Labour and National fail environmental test
New Zealand's two biggest political parties have failed the environment test, put to them by two major New Zealand
Greenpeace and ECO (1) surveyed all parties on a range of pressing environmental issues facing the country.
"We asked the political parties to commit to 25 policies that would tackle climate change, clean up New Zealand's
rivers, save our oceans, protect natural heritage and exercise environmental leadership. Both major parties refused to
make clear commitments," said ECO spokeswoman Cath Wallace.
"A Labour-led government may do more for the environment than a National-led one, but, judging by their commitments,
the main parties will need the influence of the Maori Party and the Greens if they are to make real progress.
"We were surprised by how poorly both the two major parties scored. Neither seems to have what it takes to keep New
Zealand clean and green."
Each of the eight main Parliamentary political parties were asked to confirm their commitment to the 25 environmental
policies with a yes or no, and given space to clarify their answers. Of the seven political parties that responded, only

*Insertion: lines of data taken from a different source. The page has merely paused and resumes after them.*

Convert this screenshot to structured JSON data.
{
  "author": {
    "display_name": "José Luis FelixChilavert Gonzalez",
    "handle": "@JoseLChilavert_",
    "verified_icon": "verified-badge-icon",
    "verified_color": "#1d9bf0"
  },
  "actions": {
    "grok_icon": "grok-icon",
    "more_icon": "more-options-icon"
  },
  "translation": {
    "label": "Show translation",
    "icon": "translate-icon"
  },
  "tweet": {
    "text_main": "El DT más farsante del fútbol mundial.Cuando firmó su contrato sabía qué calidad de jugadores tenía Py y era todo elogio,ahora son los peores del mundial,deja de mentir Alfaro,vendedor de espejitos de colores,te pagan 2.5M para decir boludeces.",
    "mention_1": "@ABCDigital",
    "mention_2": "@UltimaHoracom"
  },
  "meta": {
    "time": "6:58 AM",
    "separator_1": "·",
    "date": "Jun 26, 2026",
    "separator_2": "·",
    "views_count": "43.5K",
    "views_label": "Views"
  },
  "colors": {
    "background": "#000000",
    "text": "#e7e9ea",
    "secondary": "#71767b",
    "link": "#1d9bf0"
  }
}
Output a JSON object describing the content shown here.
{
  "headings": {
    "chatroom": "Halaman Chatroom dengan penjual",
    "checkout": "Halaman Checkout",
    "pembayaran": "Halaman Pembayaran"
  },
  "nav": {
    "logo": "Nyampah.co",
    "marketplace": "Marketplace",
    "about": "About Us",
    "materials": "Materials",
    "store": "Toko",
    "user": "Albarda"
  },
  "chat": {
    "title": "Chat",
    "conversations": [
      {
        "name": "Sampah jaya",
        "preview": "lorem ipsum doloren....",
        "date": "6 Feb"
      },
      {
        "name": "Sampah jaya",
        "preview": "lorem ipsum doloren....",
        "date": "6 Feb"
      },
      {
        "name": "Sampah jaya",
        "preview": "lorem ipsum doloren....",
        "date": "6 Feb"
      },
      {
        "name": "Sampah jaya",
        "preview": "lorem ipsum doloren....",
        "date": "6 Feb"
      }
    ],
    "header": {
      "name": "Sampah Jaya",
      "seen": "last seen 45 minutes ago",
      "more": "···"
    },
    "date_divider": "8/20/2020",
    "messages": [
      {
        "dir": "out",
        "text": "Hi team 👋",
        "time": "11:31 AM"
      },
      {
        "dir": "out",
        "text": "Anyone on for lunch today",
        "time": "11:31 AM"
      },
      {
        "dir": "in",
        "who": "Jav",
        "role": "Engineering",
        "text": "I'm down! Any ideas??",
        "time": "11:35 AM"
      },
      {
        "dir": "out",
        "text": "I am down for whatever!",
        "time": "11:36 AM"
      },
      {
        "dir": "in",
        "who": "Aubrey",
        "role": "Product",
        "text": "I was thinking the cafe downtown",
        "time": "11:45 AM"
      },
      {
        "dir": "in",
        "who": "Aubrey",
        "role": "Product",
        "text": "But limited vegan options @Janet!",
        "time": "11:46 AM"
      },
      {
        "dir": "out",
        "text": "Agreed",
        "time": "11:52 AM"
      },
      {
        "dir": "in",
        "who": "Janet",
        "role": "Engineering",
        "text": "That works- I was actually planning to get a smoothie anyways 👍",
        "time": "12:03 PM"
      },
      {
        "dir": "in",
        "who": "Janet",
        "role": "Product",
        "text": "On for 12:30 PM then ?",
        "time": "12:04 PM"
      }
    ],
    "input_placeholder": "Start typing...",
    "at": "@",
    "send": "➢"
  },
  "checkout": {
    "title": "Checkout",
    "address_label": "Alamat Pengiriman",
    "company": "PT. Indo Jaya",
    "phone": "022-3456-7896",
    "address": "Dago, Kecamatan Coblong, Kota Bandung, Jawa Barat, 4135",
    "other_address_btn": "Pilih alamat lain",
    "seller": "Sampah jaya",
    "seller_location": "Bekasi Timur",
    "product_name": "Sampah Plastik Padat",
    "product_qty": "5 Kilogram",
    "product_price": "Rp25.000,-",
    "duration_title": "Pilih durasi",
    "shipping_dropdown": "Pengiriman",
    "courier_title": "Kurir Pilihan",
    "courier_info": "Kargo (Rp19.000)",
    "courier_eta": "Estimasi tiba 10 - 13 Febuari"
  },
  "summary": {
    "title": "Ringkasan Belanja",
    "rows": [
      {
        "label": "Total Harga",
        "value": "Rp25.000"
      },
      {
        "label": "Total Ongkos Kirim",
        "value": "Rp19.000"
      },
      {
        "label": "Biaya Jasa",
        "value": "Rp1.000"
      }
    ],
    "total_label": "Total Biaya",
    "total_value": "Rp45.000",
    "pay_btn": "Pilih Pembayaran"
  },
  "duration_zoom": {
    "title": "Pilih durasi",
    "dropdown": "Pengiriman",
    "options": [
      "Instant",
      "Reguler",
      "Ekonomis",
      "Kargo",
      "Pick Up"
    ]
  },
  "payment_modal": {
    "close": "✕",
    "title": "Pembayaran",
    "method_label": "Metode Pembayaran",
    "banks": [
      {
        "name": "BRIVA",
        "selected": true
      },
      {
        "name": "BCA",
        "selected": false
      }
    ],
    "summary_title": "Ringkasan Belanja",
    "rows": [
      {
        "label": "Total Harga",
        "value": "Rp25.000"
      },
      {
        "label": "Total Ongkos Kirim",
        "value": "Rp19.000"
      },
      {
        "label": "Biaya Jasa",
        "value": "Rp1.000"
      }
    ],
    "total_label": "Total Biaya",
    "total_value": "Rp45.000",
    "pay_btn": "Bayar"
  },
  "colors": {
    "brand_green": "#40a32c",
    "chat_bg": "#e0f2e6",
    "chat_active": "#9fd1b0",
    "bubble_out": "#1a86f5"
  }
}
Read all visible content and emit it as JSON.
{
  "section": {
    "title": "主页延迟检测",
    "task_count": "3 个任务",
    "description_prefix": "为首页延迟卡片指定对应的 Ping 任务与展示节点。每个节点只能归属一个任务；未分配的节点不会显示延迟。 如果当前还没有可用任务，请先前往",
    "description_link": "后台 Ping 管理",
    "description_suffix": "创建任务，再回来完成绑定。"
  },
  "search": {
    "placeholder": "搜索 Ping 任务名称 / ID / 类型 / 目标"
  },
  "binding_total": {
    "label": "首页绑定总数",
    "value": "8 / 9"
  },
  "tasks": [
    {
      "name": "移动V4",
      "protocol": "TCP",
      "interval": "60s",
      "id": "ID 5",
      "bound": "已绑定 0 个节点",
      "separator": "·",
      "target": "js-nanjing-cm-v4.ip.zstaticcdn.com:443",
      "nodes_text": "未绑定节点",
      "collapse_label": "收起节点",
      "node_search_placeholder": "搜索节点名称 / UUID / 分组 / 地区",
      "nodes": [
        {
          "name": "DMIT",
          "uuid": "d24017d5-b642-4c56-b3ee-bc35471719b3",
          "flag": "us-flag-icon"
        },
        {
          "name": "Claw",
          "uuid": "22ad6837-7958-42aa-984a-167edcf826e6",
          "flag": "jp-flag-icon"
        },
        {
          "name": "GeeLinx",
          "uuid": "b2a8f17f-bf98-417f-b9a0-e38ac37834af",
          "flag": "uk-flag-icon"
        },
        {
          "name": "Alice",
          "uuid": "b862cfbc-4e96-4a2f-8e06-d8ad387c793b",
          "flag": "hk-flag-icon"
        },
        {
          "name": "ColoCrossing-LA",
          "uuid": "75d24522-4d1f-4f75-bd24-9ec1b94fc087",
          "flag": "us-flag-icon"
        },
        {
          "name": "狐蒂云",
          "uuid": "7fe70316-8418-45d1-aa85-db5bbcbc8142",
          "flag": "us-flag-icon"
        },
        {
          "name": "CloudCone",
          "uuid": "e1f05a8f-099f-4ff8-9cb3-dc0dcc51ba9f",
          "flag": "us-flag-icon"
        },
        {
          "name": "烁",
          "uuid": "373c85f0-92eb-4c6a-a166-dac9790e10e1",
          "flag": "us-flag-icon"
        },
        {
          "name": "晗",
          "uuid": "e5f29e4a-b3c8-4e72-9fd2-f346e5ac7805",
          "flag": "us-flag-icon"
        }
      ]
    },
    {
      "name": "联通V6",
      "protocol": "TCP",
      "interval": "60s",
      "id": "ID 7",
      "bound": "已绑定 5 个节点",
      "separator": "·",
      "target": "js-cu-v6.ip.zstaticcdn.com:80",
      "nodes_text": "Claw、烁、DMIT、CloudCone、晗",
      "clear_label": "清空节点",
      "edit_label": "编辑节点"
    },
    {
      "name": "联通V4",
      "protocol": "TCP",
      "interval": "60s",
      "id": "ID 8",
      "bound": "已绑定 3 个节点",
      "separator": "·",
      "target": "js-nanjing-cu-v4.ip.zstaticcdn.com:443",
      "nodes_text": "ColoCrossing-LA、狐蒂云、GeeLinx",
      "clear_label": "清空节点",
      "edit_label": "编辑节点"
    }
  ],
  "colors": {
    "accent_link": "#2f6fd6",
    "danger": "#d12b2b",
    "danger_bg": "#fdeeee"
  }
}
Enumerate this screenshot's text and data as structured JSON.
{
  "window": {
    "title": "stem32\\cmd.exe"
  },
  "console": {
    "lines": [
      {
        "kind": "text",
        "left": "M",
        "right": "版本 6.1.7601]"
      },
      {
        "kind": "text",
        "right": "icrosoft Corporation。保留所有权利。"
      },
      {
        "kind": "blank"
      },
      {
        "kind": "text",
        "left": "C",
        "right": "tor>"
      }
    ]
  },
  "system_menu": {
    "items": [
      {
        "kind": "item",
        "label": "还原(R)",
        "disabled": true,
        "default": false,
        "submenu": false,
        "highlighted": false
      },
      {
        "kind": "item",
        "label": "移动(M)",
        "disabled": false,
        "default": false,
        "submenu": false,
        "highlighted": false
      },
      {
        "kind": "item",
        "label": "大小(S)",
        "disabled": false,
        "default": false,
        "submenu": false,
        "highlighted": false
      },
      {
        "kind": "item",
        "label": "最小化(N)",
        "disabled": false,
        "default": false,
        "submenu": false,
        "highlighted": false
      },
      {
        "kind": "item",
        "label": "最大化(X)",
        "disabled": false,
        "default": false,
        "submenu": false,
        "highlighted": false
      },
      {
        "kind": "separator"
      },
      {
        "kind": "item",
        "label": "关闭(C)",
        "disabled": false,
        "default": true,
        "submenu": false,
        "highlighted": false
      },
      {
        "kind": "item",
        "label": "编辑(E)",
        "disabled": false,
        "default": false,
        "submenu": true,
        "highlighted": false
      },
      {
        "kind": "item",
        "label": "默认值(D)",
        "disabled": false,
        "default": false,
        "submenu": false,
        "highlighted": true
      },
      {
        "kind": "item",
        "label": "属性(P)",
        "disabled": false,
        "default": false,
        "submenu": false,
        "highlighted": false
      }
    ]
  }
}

National and Labour refused to answer "yes" or "no".
"National scored abysmally. They refused to sign up to any of the policies, but they picked up 27% for making some small
steps in the right direction.," said Wallace. "Worryingly, along with United Future, National had the worst response of
any party on responding to climate change (4/20) and had the weakest approach of any party to cleaning up New Zealand's
freshwater (2/20). ACT refused to even respond.
"Labour also refused to commit fully to any of the policies, but their comments on the survey show they're willing to do
more than National for the environment. They scored 45% overall. Their strongest commitments were in saving our oceans
(12/20) and saving New Zealand's natural heritage (12/20). Labour made few commitments to clean up New Zealand's
freshwater (5/20) or to show environmental leadership (5/20)
"United Future gained 53%, scoring well on cleaning up New Zealand's freshwater, but did very badly on tackling climate
change (4/20) and protecting New Zealand's natural heritage (3/20).
"Jim Anderton's Progressives scored 60%. Their strongest commitments were on saving the oceans (14/20), protecting New
Zealand's natural heritage (17/20) and environmental leadership (14/20).
"New Zealand First and the Maori Party scored far better than expected given their voting record in Parliament, where
both parties have opposed environmental legislation. New Zealand First gained 76% and the Maori Party gained 87%. Both
parties scored well on environmental leadership and the Maori Party scored the best of any party on cleaning up New
Zealand's water ways."
"The Greens scored the best of any political party and were the only party to score 20/20 for tackling climate change."
For further information contact Cath Wallace on 04-463-5713(w) or 04-970-8696 (H). Kathy Cumming - Greenpeace
communications and media - 021 495 216
Information on the survey can be downloaded at: http://www.environmentvote.org.nz/party-ratings.asp
The voting record of political parties over the last 3 years can read here at:
For information on the issues and policies that we used in our survey read:
Vote for the Environment is supported by Greenpeace and ECO. It is registered as a third party under the Electoral
Finance Act 2007.
The response from each party that did respond can also be found on the www.environmentvote.org.nz website
Note to editors
(1) http://www.eco.org.nz/groups.asp ECO (Environment and Conservation Organisations of Aotearoa) is an umbrella group
of over 60 environment and conservation organisations in New Zealand.
www.greenpeace.org.nz Greenpeace is an independent global campaigning organisation that acts to change attitudes and
behaviour, to protect and conserve the environment and to promote peace. Greenpeace has over 50,000 supporters in New
Zealand and globally around 3 million people are active supporters.